*** Opening STORED DATA ***

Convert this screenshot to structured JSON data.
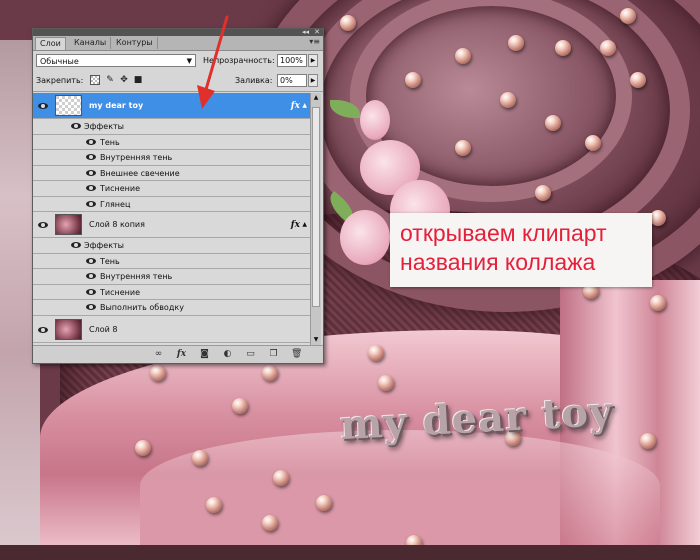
{
  "panel": {
    "tabs": [
      "Слои",
      "Каналы",
      "Контуры"
    ],
    "active_tab": 0,
    "collapse_glyph": "◂◂",
    "close_glyph": "✕",
    "menu_glyph": "▾≡",
    "blend_mode": "Обычные",
    "opacity_label": "Непрозрачность:",
    "opacity_value": "100%",
    "lock_label": "Закрепить:",
    "fill_label": "Заливка:",
    "fill_value": "0%",
    "lock_icons": [
      "lock-transparent-icon",
      "lock-paint-icon",
      "lock-move-icon",
      "lock-all-icon"
    ]
  },
  "layers": [
    {
      "name": "my dear toy",
      "selected": true,
      "thumb": "transparent",
      "fx": "fx"
    },
    {
      "effects_label": "Эффекты",
      "effects": [
        "Тень",
        "Внутренняя тень",
        "Внешнее свечение",
        "Тиснение",
        "Глянец"
      ]
    },
    {
      "name": "Слой 8 копия",
      "selected": false,
      "thumb": "image",
      "fx": "fx"
    },
    {
      "effects_label": "Эффекты",
      "effects": [
        "Тень",
        "Внутренняя тень",
        "Тиснение",
        "Выполнить обводку"
      ]
    },
    {
      "name": "Слой 8",
      "selected": false,
      "thumb": "image"
    }
  ],
  "bottom_icons": [
    "link-layers-icon",
    "fx-icon",
    "add-mask-icon",
    "adjustment-layer-icon",
    "new-group-icon",
    "new-layer-icon",
    "trash-icon"
  ],
  "caption": {
    "line1": "открываем клипарт",
    "line2": "названия коллажа"
  },
  "title_art": "my dear toy",
  "colors": {
    "selection": "#3f8fe6",
    "caption_text": "#e5203b",
    "arrow": "#e0302b"
  }
}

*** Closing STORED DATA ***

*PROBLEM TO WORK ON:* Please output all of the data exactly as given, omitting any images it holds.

*ANSWER BOX:*
Convert this screenshot to structured JSON data.
{
  "panel": {
    "tabs": [
      "Слои",
      "Каналы",
      "Контуры"
    ],
    "active_tab": 0,
    "collapse_glyph": "◂◂",
    "close_glyph": "✕",
    "menu_glyph": "▾≡",
    "blend_mode": "Обычные",
    "opacity_label": "Непрозрачность:",
    "opacity_value": "100%",
    "lock_label": "Закрепить:",
    "fill_label": "Заливка:",
    "fill_value": "0%",
    "lock_icons": [
      "lock-transparent-icon",
      "lock-paint-icon",
      "lock-move-icon",
      "lock-all-icon"
    ]
  },
  "layers": [
    {
      "name": "my dear toy",
      "selected": true,
      "thumb": "transparent",
      "fx": "fx"
    },
    {
      "effects_label": "Эффекты",
      "effects": [
        "Тень",
        "Внутренняя тень",
        "Внешнее свечение",
        "Тиснение",
        "Глянец"
      ]
    },
    {
      "name": "Слой 8 копия",
      "selected": false,
      "thumb": "image",
      "fx": "fx"
    },
    {
      "effects_label": "Эффекты",
      "effects": [
        "Тень",
        "Внутренняя тень",
        "Тиснение",
        "Выполнить обводку"
      ]
    },
    {
      "name": "Слой 8",
      "selected": false,
      "thumb": "image"
    }
  ],
  "bottom_icons": [
    "link-layers-icon",
    "fx-icon",
    "add-mask-icon",
    "adjustment-layer-icon",
    "new-group-icon",
    "new-layer-icon",
    "trash-icon"
  ],
  "caption": {
    "line1": "открываем клипарт",
    "line2": "названия коллажа"
  },
  "title_art": "my dear toy",
  "colors": {
    "selection": "#3f8fe6",
    "caption_text": "#e5203b",
    "arrow": "#e0302b"
  }
}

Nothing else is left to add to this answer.